About this task: Every record must be retyped as it stands.

(Beginning of Information supplied)

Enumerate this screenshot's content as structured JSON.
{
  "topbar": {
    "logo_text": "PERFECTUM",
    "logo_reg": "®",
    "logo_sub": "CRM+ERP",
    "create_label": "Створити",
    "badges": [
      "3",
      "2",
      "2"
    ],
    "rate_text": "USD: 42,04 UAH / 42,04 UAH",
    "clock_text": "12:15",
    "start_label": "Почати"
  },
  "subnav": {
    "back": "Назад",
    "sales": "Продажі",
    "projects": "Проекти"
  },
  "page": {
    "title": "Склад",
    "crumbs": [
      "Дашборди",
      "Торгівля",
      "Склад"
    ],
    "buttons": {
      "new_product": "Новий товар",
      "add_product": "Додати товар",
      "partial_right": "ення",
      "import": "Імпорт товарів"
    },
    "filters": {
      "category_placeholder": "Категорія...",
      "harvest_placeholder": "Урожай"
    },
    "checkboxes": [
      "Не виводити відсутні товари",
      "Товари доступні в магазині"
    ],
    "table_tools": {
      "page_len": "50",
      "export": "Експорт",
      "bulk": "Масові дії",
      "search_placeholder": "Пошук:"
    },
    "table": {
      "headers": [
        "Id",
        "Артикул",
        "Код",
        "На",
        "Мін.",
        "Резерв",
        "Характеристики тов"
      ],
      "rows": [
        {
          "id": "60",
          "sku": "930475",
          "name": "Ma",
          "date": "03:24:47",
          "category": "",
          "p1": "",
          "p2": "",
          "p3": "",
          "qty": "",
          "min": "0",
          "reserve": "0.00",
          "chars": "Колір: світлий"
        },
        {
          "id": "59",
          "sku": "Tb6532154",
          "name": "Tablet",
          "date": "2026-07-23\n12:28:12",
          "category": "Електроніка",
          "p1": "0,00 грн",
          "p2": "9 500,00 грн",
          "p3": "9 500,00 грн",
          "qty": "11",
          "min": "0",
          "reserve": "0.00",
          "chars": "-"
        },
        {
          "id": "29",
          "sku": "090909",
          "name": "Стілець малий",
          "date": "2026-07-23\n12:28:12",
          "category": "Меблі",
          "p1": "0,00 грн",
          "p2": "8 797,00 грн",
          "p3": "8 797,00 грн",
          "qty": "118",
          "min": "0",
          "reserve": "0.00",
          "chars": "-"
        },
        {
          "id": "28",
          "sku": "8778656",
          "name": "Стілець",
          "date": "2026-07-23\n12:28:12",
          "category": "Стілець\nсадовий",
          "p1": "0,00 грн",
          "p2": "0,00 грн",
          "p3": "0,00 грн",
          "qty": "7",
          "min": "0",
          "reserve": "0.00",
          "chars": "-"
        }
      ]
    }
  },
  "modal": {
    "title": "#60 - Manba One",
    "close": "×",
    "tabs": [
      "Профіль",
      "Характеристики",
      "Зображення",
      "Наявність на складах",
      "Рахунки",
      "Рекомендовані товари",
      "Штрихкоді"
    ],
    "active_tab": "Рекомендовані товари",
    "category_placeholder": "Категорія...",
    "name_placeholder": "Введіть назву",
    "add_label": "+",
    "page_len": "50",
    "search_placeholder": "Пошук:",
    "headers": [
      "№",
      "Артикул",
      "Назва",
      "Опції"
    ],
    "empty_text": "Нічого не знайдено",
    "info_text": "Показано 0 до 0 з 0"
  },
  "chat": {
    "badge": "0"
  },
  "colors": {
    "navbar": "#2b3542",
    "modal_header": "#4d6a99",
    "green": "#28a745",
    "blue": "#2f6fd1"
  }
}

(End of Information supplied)

Answer to the exercise:
Enumerate this screenshot's content as structured JSON.
{
  "topbar": {
    "logo_text": "PERFECTUM",
    "logo_reg": "®",
    "logo_sub": "CRM+ERP",
    "create_label": "Створити",
    "badges": [
      "3",
      "2",
      "2"
    ],
    "rate_text": "USD: 42,04 UAH / 42,04 UAH",
    "clock_text": "12:15",
    "start_label": "Почати"
  },
  "subnav": {
    "back": "Назад",
    "sales": "Продажі",
    "projects": "Проекти"
  },
  "page": {
    "title": "Склад",
    "crumbs": [
      "Дашборди",
      "Торгівля",
      "Склад"
    ],
    "buttons": {
      "new_product": "Новий товар",
      "add_product": "Додати товар",
      "partial_right": "ення",
      "import": "Імпорт товарів"
    },
    "filters": {
      "category_placeholder": "Категорія...",
      "harvest_placeholder": "Урожай"
    },
    "checkboxes": [
      "Не виводити відсутні товари",
      "Товари доступні в магазині"
    ],
    "table_tools": {
      "page_len": "50",
      "export": "Експорт",
      "bulk": "Масові дії",
      "search_placeholder": "Пошук:"
    },
    "table": {
      "headers": [
        "Id",
        "Артикул",
        "Код",
        "На",
        "Мін.",
        "Резерв",
        "Характеристики тов"
      ],
      "rows": [
        {
          "id": "60",
          "sku": "930475",
          "name": "Ma",
          "date": "03:24:47",
          "category": "",
          "p1": "",
          "p2": "",
          "p3": "",
          "qty": "",
          "min": "0",
          "reserve": "0.00",
          "chars": "Колір: світлий"
        },
        {
          "id": "59",
          "sku": "Tb6532154",
          "name": "Tablet",
          "date": "2026-07-23\n12:28:12",
          "category": "Електроніка",
          "p1": "0,00 грн",
          "p2": "9 500,00 грн",
          "p3": "9 500,00 грн",
          "qty": "11",
          "min": "0",
          "reserve": "0.00",
          "chars": "-"
        },
        {
          "id": "29",
          "sku": "090909",
          "name": "Стілець малий",
          "date": "2026-07-23\n12:28:12",
          "category": "Меблі",
          "p1": "0,00 грн",
          "p2": "8 797,00 грн",
          "p3": "8 797,00 грн",
          "qty": "118",
          "min": "0",
          "reserve": "0.00",
          "chars": "-"
        },
        {
          "id": "28",
          "sku": "8778656",
          "name": "Стілець",
          "date": "2026-07-23\n12:28:12",
          "category": "Стілець\nсадовий",
          "p1": "0,00 грн",
          "p2": "0,00 грн",
          "p3": "0,00 грн",
          "qty": "7",
          "min": "0",
          "reserve": "0.00",
          "chars": "-"
        }
      ]
    }
  },
  "modal": {
    "title": "#60 - Manba One",
    "close": "×",
    "tabs": [
      "Профіль",
      "Характеристики",
      "Зображення",
      "Наявність на складах",
      "Рахунки",
      "Рекомендовані товари",
      "Штрихкоді"
    ],
    "active_tab": "Рекомендовані товари",
    "category_placeholder": "Категорія...",
    "name_placeholder": "Введіть назву",
    "add_label": "+",
    "page_len": "50",
    "search_placeholder": "Пошук:",
    "headers": [
      "№",
      "Артикул",
      "Назва",
      "Опції"
    ],
    "empty_text": "Нічого не знайдено",
    "info_text": "Показано 0 до 0 з 0"
  },
  "chat": {
    "badge": "0"
  },
  "colors": {
    "navbar": "#2b3542",
    "modal_header": "#4d6a99",
    "green": "#28a745",
    "blue": "#2f6fd1"
  }
}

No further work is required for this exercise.